*** Opening of Data excerpts ***
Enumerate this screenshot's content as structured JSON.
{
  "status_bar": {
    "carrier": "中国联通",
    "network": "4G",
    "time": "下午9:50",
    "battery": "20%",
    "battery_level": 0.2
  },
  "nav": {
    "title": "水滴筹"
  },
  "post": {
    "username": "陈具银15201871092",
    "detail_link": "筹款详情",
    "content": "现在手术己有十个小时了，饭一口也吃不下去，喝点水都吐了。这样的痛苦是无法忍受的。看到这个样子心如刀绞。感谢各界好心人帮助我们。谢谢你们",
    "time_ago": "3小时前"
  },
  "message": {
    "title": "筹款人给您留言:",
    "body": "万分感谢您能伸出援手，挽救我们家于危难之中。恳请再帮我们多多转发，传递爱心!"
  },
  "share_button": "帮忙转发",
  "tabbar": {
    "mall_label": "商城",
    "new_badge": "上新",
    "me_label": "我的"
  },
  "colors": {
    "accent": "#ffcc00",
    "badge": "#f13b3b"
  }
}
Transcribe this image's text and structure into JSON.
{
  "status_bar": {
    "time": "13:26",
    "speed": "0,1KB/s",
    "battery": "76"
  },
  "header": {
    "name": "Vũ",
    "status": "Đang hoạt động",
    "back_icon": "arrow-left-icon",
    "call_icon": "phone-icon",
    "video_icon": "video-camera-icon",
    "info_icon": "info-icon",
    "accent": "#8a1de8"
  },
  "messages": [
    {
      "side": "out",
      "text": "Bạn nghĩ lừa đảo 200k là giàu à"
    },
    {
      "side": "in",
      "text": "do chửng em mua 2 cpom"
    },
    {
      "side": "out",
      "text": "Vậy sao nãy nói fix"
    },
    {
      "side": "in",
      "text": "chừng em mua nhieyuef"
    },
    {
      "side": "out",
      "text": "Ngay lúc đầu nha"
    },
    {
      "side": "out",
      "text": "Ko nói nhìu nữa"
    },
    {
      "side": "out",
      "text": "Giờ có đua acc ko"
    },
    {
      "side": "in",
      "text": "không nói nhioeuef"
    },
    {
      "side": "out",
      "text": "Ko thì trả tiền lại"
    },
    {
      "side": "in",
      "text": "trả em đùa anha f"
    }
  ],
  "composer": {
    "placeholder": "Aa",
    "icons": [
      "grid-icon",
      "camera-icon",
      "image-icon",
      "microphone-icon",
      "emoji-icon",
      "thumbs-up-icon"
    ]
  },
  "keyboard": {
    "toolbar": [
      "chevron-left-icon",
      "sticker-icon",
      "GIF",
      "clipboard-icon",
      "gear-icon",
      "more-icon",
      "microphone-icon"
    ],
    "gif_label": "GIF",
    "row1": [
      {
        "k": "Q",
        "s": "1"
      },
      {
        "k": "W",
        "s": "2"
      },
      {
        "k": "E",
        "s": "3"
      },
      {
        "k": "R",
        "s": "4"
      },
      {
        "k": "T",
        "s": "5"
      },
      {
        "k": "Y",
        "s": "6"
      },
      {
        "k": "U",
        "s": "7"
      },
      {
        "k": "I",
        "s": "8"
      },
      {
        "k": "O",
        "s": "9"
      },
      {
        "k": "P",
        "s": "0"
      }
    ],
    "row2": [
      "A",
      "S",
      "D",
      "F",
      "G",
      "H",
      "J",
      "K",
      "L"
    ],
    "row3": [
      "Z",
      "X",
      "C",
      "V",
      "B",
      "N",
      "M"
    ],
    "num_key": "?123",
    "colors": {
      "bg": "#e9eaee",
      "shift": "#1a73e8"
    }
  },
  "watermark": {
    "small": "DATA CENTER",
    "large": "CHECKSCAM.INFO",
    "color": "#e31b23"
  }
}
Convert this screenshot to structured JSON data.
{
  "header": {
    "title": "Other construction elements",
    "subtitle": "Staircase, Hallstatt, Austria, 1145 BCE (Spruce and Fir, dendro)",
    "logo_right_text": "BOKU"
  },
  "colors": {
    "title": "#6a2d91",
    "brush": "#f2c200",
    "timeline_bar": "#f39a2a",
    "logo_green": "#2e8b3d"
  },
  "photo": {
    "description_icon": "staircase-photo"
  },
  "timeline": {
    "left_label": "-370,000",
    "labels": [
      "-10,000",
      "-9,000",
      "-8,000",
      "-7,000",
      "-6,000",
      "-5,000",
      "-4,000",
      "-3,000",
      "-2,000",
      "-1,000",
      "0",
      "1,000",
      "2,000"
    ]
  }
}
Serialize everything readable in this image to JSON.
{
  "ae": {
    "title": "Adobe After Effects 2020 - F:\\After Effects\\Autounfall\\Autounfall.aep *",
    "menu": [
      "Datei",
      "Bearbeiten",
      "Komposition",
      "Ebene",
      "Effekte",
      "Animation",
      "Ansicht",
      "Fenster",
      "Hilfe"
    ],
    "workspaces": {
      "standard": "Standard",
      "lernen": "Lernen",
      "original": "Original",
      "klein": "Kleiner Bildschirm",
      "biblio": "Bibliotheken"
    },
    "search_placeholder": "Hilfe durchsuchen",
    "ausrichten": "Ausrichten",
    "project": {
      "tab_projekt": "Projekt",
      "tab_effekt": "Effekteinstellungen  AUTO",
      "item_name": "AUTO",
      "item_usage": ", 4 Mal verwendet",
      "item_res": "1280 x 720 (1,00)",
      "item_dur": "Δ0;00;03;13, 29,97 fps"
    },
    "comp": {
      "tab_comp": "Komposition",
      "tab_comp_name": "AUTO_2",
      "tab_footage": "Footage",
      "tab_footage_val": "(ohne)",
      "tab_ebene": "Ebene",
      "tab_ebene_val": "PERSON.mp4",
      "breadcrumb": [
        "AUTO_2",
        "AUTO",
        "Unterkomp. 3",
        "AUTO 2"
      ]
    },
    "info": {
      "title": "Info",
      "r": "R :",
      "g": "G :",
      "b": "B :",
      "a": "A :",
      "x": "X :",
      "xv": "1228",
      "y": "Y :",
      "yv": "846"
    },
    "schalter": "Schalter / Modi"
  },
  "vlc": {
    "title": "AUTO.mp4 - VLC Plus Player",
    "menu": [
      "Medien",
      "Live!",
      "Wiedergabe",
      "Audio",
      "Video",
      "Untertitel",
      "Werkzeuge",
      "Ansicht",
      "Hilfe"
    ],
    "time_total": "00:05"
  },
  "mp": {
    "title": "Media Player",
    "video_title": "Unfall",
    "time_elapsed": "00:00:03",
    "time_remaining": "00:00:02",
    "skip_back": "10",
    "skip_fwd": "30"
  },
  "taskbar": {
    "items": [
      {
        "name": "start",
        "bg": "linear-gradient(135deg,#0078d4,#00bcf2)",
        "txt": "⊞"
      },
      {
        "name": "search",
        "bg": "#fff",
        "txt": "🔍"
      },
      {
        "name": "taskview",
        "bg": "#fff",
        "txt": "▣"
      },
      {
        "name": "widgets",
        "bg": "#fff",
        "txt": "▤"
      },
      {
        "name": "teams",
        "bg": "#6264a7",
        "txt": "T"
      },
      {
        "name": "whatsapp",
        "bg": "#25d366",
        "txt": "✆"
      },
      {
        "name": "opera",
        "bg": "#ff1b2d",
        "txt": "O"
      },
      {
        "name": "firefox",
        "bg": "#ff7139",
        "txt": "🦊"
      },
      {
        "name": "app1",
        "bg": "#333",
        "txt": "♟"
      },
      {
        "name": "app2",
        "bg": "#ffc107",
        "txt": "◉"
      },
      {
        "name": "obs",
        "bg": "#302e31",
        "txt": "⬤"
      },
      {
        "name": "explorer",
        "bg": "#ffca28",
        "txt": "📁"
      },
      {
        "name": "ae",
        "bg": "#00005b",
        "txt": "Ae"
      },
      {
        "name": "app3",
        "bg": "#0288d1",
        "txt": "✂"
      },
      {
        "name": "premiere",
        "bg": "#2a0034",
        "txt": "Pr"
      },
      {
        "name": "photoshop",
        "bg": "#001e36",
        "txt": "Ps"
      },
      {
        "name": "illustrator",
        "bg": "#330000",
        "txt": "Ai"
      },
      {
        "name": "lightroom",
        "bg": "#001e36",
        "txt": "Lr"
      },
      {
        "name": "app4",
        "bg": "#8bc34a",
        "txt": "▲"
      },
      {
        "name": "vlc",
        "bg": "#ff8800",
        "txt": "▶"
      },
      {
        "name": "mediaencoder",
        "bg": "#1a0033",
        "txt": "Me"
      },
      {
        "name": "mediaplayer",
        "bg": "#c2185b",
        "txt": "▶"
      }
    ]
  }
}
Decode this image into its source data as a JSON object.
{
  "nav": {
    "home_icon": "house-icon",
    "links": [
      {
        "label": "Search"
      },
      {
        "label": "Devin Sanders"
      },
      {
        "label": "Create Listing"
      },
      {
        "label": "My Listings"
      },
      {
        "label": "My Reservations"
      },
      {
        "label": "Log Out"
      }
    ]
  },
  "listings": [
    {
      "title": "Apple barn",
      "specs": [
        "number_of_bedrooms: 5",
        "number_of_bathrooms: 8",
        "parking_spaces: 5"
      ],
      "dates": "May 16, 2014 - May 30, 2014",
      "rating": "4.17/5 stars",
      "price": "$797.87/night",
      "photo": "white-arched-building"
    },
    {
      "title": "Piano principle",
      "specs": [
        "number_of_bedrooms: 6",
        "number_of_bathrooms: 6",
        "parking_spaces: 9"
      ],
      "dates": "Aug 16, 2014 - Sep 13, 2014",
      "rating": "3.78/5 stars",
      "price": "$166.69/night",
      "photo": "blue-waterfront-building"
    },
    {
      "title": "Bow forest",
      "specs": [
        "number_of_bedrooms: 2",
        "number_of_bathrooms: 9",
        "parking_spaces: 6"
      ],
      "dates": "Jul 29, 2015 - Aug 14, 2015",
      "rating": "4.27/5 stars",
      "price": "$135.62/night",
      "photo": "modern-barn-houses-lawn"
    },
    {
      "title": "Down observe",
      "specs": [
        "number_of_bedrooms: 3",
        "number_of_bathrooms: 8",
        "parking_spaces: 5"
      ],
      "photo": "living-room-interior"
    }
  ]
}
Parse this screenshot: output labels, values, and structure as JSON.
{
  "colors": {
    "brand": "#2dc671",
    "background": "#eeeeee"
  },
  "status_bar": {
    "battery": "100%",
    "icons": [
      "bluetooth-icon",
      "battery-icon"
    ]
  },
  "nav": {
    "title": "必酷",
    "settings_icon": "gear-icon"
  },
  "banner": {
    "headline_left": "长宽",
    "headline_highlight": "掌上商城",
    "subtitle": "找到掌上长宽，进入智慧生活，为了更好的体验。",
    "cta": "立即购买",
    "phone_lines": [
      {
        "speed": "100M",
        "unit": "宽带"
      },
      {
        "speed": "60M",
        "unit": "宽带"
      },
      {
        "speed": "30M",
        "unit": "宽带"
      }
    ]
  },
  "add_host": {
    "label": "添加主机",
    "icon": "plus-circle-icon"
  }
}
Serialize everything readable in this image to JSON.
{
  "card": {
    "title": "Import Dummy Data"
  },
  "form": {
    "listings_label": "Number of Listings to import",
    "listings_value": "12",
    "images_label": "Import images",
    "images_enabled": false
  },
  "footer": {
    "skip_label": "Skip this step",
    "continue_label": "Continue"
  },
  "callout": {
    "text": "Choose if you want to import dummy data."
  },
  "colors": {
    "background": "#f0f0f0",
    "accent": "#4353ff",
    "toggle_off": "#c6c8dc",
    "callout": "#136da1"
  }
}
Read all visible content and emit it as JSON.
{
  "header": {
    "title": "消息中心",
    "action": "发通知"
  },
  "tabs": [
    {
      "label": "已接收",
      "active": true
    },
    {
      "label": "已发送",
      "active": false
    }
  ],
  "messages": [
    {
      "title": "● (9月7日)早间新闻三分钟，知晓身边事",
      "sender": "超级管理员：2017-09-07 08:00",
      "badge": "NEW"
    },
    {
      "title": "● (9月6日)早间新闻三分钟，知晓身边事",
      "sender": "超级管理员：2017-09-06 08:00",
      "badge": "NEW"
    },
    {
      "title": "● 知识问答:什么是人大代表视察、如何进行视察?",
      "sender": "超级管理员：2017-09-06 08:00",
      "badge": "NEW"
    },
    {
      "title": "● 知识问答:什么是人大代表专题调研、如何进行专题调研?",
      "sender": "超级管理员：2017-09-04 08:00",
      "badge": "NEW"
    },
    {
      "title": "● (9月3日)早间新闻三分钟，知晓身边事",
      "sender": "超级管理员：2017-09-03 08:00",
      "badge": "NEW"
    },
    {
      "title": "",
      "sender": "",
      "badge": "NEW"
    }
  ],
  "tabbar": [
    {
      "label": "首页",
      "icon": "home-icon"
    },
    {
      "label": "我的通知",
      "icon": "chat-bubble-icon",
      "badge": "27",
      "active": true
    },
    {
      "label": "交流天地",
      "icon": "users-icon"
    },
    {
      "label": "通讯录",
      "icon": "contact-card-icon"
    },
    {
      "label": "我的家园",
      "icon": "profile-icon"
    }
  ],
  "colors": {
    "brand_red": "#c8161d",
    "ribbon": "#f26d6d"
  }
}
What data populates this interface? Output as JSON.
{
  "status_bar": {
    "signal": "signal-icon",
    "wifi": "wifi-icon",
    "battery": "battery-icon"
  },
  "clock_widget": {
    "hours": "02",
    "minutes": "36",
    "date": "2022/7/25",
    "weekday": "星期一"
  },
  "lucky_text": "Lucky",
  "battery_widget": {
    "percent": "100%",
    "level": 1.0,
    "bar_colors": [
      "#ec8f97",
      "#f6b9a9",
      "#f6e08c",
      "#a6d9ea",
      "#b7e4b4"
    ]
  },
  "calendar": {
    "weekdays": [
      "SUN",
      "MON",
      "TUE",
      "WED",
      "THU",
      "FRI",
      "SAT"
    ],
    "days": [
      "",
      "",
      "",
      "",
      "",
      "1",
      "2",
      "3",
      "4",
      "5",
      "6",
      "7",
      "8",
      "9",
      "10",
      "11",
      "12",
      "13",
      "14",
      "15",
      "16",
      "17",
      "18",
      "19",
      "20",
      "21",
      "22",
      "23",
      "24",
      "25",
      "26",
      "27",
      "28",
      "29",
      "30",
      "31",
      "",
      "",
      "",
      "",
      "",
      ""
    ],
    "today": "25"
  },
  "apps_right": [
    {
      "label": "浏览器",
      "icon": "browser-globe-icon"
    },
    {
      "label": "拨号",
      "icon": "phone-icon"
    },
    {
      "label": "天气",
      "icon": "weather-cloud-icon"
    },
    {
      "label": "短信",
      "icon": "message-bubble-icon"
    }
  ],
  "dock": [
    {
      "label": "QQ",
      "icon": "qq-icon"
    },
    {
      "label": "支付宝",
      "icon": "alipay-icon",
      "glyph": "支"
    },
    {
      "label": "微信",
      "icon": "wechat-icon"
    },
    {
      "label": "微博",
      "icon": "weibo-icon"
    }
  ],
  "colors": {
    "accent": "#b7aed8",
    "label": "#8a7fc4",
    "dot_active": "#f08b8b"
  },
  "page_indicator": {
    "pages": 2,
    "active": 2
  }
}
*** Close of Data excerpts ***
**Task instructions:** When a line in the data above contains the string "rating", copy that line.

**Answer box:**
      "rating": "4.17/5 stars",
      "rating": "3.78/5 stars",
      "rating": "4.27/5 stars",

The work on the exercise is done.